As you may know, I spent Monday at SET for Britain (Science, Engineering and Technology for Britain), at the House of Commons. It was a lunchtime reception, so not quite four longs long, and it flew by. I was in the first of two 90 minute poster sessions, and had very varied visitors: two of the judges, and plenty of participants who were presenting in the second session. A tiny minority of these were computer scientists, most were not. All were good to talk to, and some good points were raised about my work (e.g. the ethics of creating a system for students with smartphones, when not all of them own such things!). I hope to stay in touch with a couple of these people. (Oh: I should mention, my poster was entitled ‘Pervasive Technologies for Accessibility and Learning’.)
My local MP, Alan Whitehead, had been planning to show up towards the end of the event, but he didn’t make it, which was a shame. So it goes!
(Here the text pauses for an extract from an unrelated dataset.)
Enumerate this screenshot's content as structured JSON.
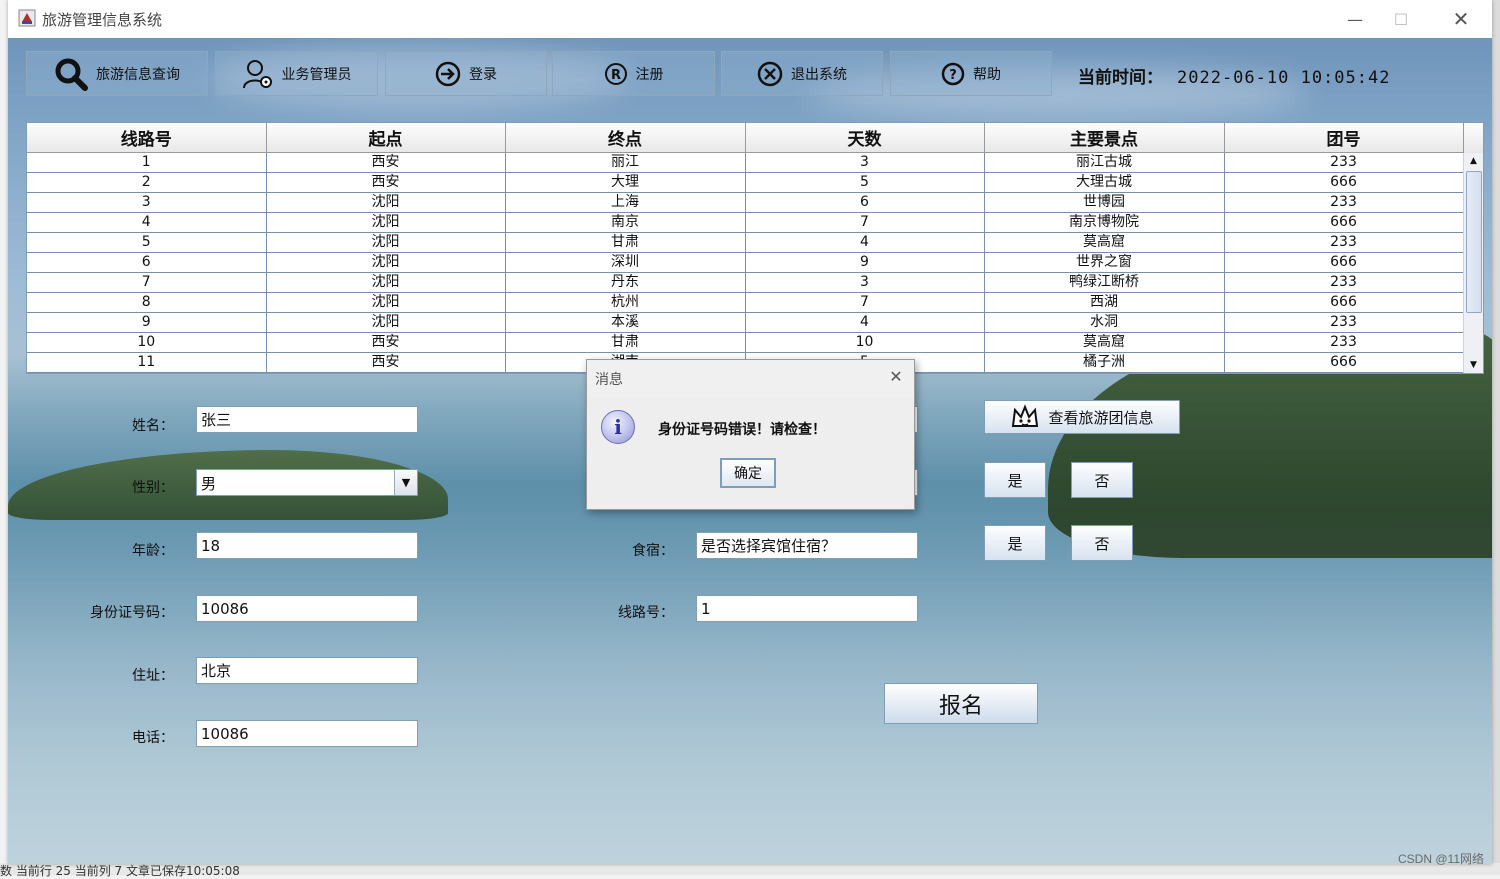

Meanwhile, I had the luxury of checking out other people’s work during the second session, and my, it was varied! It went from the usability of devices for soldiers, when they’re kitted out with cumbersome combat gear, to the impact of coastal defences on other bits of coastline, to what insect navigation can tell us about learning and memory, to psychological resilience in obese children (why ‘fat camps’ work wonders with some, but other kids have the exact same experience, then resume their old habits once they leave), to the forgeability of digitally signed signatures, to the effects of testosterone on economic behaviour. (Exposure to lots of testosterone in the womb resulted in ‘hyper rational’ behaviour, whilst participants with lots of testosterone in their bodies tended to act more emotionally in their decision making. Contradictory and interesting, no?). There was also a model of the experience of homeless TB sufferers in London. And work on the effects of climate change on cyclamen. And the study of neutrinos. See what I mean about the variety?
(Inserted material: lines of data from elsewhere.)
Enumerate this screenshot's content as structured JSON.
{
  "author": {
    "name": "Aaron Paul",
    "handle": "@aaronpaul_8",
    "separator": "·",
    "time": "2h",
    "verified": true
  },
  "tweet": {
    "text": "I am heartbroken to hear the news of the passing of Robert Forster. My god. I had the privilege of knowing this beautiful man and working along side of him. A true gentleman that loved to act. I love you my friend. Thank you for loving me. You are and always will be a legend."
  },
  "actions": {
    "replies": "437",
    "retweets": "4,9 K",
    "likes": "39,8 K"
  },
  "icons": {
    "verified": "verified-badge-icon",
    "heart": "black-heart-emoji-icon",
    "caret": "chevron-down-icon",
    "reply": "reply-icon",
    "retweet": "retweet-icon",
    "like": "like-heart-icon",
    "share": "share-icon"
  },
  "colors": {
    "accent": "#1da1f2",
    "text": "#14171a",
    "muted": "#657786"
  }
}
Oh, and Westminster itself is extremely impressive! Very high security going in, of course, not unlike going through an airport. More men with big guns than in most airports, though. And gorgeous buildings!